At first the Bryans had trouble finding a landlord prepared to allow street children in their building, but finally they found two ground floor apartments in such a run-down condition that they could only describe them as being in a “condemned state”. After many assurances from the Bryans, the landlord agreed to let them use the apartments, and even offered to repair the rotting boards, leaking pipes and non-functioning plumbing to make the centre barely liveable. Some of the street children helped to clean the apartments, and on the 15th of December 1997, the Light House opened with its first 20 residents.
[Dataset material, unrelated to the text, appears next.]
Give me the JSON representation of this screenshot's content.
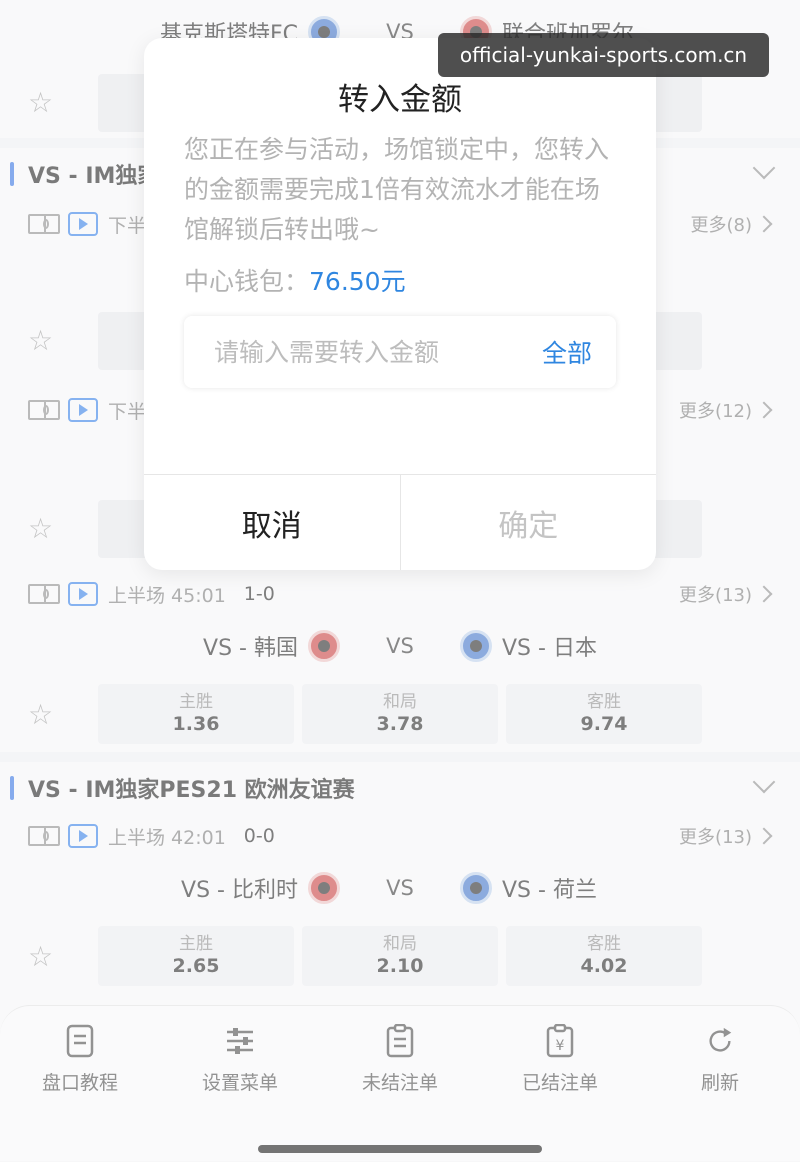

The next step was furnishing the new centre. The National Children’s Centre (a Mongolian government agency) provided bedding and simple iron beds. World Vision bought a small cooker, fridge, pots and dishes, and is slowly getting tables and stools made. These double as desks and dining tables.

With a total area of 20 by 20 metres, the centre has space for 30 children, but usually holds 45. It’s hard to turn children away when it’s –20 degrees outside. There are three bedrooms in the summer but with the extra children in winter the schoolroom/dining room becomes a fourth bedroom at night.

 

HOW DID THE LIGHT HOUSE START?

How did the Light House Start | Why is it Called the Light House
Daily Life | Preparing for the Future | Peter and Sue | First Encounter
Street Children's Stories | Where the Money Comes From